# What you have to do
From the entries below, copy out every line with "tabs" in it.
↓
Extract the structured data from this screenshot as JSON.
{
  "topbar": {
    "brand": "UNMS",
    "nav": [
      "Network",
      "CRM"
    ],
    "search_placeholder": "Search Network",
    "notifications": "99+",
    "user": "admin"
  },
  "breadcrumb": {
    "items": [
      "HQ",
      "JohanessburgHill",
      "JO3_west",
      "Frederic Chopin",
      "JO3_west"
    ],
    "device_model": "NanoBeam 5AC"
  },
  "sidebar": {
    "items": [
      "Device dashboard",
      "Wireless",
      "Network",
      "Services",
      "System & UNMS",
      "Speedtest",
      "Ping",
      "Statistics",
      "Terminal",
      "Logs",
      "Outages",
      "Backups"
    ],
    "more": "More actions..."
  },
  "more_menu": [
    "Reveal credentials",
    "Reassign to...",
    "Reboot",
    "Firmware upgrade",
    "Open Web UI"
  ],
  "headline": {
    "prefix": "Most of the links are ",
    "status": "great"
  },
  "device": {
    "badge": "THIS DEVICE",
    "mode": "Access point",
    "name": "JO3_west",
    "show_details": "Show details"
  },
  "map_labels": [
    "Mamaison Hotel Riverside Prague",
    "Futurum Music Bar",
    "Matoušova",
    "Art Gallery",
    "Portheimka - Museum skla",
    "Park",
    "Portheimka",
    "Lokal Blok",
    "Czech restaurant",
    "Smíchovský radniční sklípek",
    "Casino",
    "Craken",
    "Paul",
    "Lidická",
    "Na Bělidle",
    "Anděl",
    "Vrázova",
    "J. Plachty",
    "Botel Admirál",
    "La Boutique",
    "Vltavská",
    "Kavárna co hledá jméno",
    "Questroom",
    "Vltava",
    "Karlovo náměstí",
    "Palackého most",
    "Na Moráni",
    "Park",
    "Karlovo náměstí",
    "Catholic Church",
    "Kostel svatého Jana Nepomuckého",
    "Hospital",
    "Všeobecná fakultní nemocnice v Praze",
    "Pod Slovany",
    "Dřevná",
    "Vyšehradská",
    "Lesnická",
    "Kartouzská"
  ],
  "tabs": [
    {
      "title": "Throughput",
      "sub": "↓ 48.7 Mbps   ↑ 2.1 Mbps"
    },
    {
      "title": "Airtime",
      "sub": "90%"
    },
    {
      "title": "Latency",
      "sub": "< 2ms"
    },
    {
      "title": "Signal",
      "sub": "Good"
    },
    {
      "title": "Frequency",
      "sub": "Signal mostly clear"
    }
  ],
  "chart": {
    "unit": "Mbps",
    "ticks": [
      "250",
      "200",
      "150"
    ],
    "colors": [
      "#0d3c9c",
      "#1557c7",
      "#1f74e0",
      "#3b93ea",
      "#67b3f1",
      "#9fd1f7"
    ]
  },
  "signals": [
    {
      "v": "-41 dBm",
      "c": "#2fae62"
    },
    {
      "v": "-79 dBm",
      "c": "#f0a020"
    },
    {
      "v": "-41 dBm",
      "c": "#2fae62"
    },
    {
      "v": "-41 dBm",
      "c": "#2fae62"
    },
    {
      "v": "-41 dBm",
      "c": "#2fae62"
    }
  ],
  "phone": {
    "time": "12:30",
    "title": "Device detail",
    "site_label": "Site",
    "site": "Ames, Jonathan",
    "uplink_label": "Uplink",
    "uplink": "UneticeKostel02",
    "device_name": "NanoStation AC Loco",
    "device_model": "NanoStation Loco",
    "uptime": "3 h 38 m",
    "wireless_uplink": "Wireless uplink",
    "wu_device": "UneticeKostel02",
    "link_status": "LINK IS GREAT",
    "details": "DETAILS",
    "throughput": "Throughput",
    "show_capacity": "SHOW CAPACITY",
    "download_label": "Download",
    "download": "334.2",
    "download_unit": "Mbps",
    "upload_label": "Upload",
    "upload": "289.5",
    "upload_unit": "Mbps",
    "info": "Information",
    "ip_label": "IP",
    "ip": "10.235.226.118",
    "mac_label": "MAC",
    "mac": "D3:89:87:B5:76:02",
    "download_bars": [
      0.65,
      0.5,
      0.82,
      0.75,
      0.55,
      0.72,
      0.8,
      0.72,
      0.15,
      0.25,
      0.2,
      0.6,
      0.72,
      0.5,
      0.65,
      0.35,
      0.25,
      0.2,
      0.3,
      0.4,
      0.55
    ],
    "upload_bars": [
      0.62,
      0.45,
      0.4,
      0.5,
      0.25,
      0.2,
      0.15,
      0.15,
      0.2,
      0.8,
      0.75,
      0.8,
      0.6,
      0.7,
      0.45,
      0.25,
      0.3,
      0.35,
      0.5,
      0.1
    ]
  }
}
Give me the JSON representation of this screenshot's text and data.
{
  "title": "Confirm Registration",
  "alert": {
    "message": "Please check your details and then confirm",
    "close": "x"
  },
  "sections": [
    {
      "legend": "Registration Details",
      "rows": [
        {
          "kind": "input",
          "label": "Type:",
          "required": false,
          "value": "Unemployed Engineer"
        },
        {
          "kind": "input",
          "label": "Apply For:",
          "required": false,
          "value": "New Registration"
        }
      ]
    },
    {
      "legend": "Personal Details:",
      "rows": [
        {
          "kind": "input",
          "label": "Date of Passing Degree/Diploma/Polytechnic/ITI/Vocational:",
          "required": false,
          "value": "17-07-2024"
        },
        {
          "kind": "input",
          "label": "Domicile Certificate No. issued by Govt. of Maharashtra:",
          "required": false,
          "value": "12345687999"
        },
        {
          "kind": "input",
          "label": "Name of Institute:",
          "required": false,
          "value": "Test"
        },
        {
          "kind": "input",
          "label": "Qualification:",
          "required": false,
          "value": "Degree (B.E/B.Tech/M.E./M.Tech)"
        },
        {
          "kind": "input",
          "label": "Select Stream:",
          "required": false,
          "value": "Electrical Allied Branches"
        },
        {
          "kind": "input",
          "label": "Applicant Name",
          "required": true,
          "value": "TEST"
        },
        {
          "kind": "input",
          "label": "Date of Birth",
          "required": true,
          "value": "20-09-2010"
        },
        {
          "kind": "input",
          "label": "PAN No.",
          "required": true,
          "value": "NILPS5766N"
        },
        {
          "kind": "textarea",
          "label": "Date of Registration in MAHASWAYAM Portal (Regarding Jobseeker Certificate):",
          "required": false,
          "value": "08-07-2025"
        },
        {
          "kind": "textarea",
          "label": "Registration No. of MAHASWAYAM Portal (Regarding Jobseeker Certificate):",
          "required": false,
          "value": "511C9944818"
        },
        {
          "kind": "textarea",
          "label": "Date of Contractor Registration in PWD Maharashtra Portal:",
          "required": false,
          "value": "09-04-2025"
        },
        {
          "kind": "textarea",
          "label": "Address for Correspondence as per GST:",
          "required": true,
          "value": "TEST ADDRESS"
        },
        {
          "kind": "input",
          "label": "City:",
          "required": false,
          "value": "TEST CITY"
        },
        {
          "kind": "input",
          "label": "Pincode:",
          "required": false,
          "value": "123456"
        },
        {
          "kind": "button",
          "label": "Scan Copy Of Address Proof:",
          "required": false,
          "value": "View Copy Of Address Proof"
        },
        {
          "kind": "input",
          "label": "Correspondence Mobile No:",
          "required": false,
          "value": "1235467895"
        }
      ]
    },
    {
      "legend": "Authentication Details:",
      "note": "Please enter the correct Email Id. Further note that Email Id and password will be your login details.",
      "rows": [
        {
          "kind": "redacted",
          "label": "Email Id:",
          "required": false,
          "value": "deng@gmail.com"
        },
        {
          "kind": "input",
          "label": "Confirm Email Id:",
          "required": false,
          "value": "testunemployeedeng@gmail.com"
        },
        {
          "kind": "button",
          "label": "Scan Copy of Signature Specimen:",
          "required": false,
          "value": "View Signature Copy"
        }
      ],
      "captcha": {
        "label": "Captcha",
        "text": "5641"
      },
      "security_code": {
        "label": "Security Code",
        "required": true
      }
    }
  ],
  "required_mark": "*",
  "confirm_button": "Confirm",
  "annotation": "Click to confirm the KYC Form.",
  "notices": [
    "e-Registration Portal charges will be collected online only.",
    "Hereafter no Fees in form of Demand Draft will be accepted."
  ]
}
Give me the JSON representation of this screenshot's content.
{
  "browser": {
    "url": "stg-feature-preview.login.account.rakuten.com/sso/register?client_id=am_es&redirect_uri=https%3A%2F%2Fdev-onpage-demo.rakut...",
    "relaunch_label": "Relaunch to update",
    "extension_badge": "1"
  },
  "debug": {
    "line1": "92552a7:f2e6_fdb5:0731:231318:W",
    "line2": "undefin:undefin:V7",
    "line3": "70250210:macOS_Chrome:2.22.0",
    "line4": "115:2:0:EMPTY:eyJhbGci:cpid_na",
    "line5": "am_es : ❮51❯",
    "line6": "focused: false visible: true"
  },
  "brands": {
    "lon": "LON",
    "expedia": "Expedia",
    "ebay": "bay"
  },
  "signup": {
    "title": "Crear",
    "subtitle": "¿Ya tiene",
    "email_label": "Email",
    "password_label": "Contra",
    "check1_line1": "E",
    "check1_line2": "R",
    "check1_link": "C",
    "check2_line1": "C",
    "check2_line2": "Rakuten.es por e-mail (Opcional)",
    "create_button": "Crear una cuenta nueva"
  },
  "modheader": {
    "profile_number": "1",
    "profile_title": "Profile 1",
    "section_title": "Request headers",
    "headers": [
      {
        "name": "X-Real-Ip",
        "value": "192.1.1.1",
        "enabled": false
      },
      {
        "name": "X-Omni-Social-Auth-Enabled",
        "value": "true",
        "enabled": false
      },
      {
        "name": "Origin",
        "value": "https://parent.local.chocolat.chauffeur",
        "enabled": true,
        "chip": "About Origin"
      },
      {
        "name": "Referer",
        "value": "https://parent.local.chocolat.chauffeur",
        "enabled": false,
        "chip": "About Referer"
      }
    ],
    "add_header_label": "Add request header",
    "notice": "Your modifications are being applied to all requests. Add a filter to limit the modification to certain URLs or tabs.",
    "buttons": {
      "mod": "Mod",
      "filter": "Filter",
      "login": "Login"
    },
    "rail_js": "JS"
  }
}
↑
# Response area
  "tabs": [
    "notice": "Your modifications are being applied to all requests. Add a filter to limit the modification to certain URLs or tabs.",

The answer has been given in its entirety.